Mary McMahon
Mary McMahon

Ever since she began contributing to the site several years ago, Mary has embraced the exciting challenge of being a wiseGEEK researcher and writer. Mary has a liberal arts degree from Goddard College and spends her free time reading, cooking, and exploring the great outdoors.

You might also Like

Readers Also Love

Discussion Comments


@bluespirit - I have heard that rumor about limestone cleaning water, but I have not heard any research behind it.

Another fun fact about limestone (and since Kentucky has so much of it, I wonder if this idea didn't start there), you can buy limestone fireplaces! I do not know about their durability, but if you were looking for something different to do, a limestone fireplace might be just what you need!


Kentucky is regionally famous for its limestone and one of the bourbon distilleries in Kentucky touts that their bourbon is so good because it used water that has been cleaned via going naturally through limestone as if limestone acts as a large Brita filter for their water. Though I've always wondered if that was actually true - can limestone clean water naturally?


Is limestone the normal material used in flooring tiles like for a kitchen? I am looking to remodel my kitchen in the next couple of years, and I really love the look of the stone floors. I was never quite sure what kind of rock it was made from, but now I'm thinking it may be limestone tile.

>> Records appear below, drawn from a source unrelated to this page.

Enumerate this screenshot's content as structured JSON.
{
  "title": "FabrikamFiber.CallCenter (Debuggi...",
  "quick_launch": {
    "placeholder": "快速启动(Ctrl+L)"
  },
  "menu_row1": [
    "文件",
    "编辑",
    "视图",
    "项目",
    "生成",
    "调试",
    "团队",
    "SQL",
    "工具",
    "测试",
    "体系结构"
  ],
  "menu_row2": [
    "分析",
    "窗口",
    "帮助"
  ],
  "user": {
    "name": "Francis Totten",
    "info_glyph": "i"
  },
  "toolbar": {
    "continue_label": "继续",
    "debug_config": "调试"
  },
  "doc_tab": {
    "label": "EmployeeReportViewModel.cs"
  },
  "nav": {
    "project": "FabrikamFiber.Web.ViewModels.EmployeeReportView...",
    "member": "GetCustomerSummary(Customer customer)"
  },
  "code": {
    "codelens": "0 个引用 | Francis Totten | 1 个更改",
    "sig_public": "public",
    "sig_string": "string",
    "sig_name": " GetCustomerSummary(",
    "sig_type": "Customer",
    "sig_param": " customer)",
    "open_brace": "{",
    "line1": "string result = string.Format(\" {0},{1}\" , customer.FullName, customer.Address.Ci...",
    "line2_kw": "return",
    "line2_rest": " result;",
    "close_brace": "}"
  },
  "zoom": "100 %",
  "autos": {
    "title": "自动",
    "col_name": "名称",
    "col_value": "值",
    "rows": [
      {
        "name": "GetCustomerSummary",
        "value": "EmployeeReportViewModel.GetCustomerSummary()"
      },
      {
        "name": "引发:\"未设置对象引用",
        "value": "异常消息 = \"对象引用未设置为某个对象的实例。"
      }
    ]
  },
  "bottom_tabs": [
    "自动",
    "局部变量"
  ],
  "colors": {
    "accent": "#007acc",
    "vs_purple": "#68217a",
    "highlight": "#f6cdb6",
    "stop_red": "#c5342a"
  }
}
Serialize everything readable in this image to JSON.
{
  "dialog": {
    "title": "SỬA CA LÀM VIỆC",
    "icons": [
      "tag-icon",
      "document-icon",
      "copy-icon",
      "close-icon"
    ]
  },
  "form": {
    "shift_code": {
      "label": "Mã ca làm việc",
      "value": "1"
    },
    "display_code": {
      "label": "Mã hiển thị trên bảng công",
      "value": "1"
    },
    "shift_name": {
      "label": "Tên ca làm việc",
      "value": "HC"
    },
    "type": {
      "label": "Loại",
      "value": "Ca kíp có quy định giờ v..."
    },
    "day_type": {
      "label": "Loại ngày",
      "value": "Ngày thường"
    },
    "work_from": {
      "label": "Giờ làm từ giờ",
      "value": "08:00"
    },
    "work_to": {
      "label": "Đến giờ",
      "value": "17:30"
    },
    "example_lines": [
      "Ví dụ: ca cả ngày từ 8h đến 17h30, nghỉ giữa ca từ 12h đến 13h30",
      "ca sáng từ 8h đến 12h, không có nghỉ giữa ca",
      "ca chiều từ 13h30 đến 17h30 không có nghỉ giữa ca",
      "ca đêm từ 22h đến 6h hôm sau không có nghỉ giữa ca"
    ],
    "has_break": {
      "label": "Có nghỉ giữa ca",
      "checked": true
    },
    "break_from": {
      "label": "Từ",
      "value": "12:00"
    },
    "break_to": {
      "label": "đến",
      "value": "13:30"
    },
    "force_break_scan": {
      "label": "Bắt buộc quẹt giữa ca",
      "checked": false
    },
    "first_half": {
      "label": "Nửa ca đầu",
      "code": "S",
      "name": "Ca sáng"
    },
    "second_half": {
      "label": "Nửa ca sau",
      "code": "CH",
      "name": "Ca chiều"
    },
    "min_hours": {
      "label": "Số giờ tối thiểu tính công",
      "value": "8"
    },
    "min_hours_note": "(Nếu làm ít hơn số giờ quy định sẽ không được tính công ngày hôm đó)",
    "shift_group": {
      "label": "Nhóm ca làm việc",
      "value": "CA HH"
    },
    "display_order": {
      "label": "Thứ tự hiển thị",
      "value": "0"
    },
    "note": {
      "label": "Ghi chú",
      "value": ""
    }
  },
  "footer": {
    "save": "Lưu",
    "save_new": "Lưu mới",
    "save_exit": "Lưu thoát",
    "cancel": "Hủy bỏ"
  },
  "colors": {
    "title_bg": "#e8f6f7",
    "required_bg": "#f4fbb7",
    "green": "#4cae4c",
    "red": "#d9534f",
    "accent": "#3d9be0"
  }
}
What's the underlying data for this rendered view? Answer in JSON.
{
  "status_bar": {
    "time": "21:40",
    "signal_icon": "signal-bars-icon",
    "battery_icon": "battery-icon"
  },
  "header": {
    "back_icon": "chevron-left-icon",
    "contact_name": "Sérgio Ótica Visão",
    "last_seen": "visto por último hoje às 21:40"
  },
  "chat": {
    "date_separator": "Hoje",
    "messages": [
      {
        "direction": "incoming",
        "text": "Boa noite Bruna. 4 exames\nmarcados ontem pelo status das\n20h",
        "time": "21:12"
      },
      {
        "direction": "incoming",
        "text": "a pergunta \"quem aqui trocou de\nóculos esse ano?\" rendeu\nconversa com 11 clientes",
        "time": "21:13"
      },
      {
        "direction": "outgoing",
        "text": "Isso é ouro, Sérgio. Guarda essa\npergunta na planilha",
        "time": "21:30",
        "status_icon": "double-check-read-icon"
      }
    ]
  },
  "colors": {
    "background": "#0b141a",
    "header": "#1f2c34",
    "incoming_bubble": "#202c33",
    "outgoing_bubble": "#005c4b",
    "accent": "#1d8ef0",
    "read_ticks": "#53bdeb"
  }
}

When you go to buy limestone flooring, if that is what this is, is there anything in particular you should look for? Are there different levels of quality to the stone, or will one type install better than another? Finally, when you go to buy it, is it best to go to a normal home improvement or flooring store, or is there any way to get in direct contact with a limestone supplier who would sell something like this to you?


Does anyone know that different impurities can cause different colors in marble or other types of limestone? I would have to assume iron causes the rust color, but I don't know what could make any of the others.

Also, I know of a lot of marble structures, but are there any famous monuments or buildings that are made from regular limestone?


@Izzy78 - One thing I always remembered from my geology class is that granite is a type of igneous rock, which means it was formed from cooled lava. I agree, though, they are both similar given their uses.

I think limestone is fairly common through the whole United States. Most cities I know have some type of rock quarry where they can dig up limestone. I think it is just the normal base for most of our land. Once you get into more mountainous areas, especially the Appalachian Mountains, the limestone gets more obvious.

In a lot of places, you can identify limestone because it is much more resistant to erosion than the other rock types. Over thousands or millions of years, other rocks have been worn down leaving limestone features that can be really interesting to look at.

I don't know about famous quarries, since limestone isn't an extremely rare or valuable rock, but you are right about marble quarries. I think southern Europe has a lot of marble.


I didn't have a clue that limestone could be so much more than the grey or white, rough rock that you see a lot of monuments and things made of. I definitely didn't realize marble was a type of limestone. Does granite fall into the same category? It looks kind of like marble. If not, what kind of rock is granite?

When we moved into our new house, we installed a new fence that is made of limestone slabs. It really looks great, and it will definitely be able to last as long as we need it to.

Where is limestone typically found? The article mentions it is common around the world, but are there certain areas that are famous for limestone production? I know there are famous marble quarries. Is there anywhere in the United States or Canada that have a lot of quality, natural limestone that is mined?

Post your comments
Forgot password?